Last Updated Apr 12, 2019 9:35 AM EDT
Undergraduates at Georgetown Universityto benefit descendants of 272 slaves sold by the school in the 19th century. Students at the country's oldest Catholic university hope the measure, which still needs the school's approval, will sweep the nation, reports CBS News correspondent Chip Reid.
"We needed to affect change in the university," said senior Emilio Joubert. "We've all benefited from the sales of these slaves previously, and I think we have a duty now to show our responsibility and the fact that we did benefit from it."
Georgetown's endowment today towers over $1.5 billion dollars, but in 1838, the school – deep in debt – sold 272 slaves to stay open.
In 2016, the university's president apologized. "We will seek forgiveness for our participation in the institution of slavery," Georgetown president John DeGioia said.
It's an institution that left this institution divided.
"Georgetown students just need to recognize how much other people have sacrificed in order for them to be where they are," sophomore Maya Moretta said.
But opponents – like freshman Henry Dai – argue the effort to unchain Georgetown's past takes liberty from today's students.
"You say it's a slap in the face at liberty. What do you mean by that?" Reid asked him.
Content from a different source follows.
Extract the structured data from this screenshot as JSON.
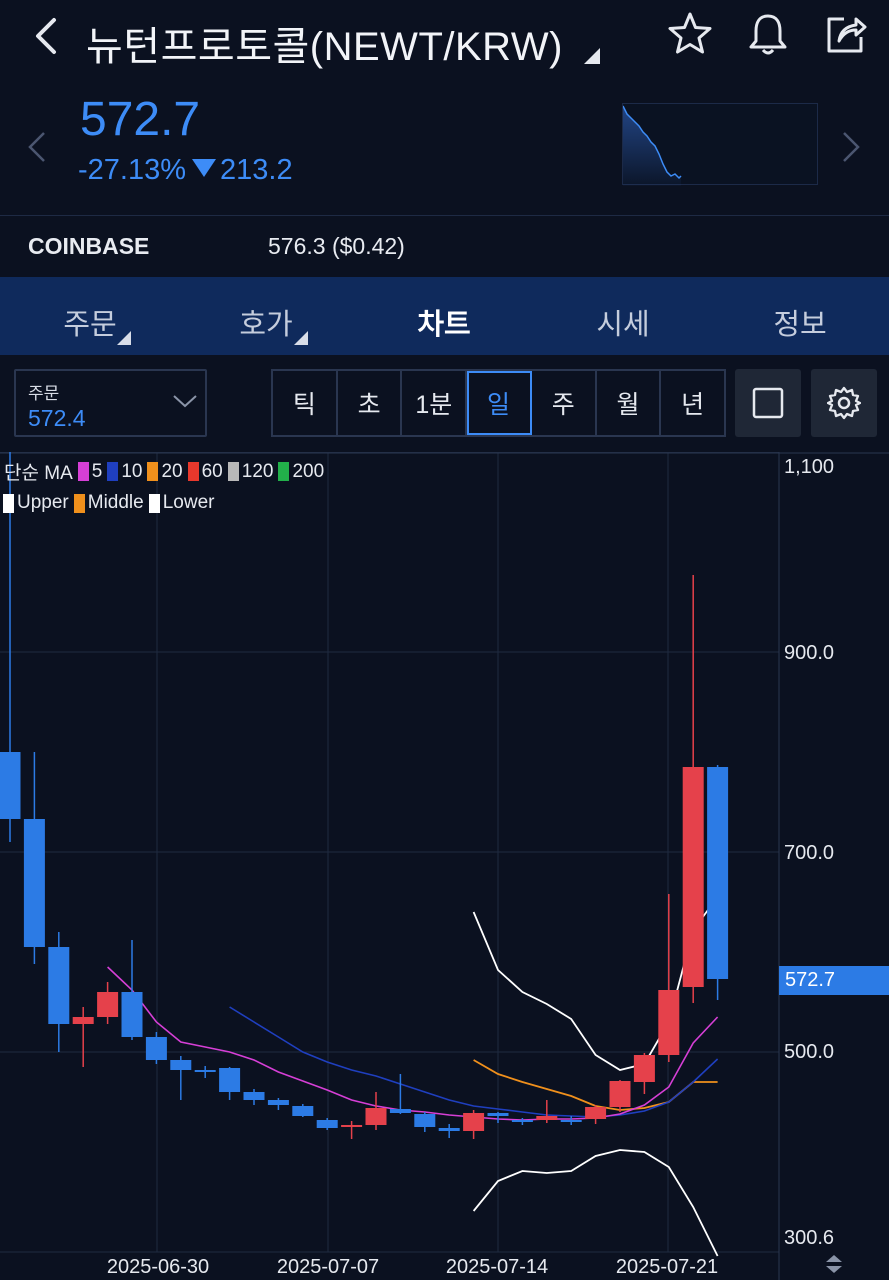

"I don't believe we should morally impose our values on other students," Dai said.
The conversation isn't only taking place at Georgetown.
"I believe it's time to start the national full-blown conversation about reparations in this country," 2020 candidate Elizabeth Warren said in March.
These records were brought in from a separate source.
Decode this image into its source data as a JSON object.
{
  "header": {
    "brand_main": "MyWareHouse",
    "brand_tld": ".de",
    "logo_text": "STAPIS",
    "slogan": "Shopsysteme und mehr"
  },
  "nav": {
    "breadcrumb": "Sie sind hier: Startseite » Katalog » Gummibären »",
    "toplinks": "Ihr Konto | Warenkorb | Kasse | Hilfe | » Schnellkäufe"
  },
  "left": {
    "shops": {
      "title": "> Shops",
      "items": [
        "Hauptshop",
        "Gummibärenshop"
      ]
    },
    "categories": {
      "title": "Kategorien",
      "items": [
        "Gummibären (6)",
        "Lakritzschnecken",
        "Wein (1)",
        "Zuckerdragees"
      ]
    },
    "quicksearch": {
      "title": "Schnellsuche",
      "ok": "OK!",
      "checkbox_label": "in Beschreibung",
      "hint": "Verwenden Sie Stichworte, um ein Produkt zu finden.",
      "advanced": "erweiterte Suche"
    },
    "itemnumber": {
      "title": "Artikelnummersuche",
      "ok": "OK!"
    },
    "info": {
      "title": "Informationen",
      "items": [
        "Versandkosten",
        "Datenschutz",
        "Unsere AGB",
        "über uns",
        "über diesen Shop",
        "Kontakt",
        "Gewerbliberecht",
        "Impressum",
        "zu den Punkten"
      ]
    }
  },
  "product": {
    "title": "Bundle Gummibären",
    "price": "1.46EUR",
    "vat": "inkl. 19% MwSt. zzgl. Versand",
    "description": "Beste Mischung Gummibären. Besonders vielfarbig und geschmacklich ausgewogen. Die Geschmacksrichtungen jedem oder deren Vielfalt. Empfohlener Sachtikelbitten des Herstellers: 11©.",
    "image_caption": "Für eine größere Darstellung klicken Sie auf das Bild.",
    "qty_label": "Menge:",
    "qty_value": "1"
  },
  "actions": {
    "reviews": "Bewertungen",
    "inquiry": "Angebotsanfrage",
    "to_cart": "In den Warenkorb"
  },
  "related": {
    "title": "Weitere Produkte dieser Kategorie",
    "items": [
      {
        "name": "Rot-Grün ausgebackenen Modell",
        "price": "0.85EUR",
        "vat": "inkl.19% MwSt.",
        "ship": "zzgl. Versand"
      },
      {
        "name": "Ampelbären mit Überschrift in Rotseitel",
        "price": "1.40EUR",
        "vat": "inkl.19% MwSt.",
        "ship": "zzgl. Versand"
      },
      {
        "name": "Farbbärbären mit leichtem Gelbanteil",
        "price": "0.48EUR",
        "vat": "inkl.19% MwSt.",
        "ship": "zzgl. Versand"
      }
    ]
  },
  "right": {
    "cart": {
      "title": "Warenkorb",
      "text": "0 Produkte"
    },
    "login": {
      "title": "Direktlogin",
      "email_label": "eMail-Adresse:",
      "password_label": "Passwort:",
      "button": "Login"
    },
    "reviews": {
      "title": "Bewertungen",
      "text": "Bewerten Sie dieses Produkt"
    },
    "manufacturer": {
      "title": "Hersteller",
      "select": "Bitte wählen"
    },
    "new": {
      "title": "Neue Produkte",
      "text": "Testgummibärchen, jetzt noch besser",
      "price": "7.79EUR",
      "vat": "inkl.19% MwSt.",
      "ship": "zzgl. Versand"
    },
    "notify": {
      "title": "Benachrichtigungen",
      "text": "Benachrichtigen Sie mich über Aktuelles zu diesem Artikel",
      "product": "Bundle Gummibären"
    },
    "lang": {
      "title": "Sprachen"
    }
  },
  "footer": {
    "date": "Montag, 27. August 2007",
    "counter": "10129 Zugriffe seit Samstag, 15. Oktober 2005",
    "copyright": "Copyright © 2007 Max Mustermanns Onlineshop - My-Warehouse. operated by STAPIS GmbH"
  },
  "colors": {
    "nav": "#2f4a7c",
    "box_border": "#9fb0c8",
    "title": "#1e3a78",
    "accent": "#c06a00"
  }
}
Some 2020 Democratic presidential candidates have come out in support of reparations. A recent survey found more than half of Democrats support studying ways to compensate black Americans for the impact of slavery.
Georgetown offered preferential admission to their descendants – like New Orleans chef Melisande Short-Colomb – who came here as a freshman at age 63.
"Georgetown students are setting a precedent here by doing something that's never been done before," sophomore Short-Colomb said.
In a statement the university said they appreciate that students made their voices heard but did not say they will implement the fee. It's not clear when or if that will happen.
Editor's Note: An earlier version of this story stated Georgetown renamed buildings for two slaves, but one was after a free black woman, Anne Marie Becraft.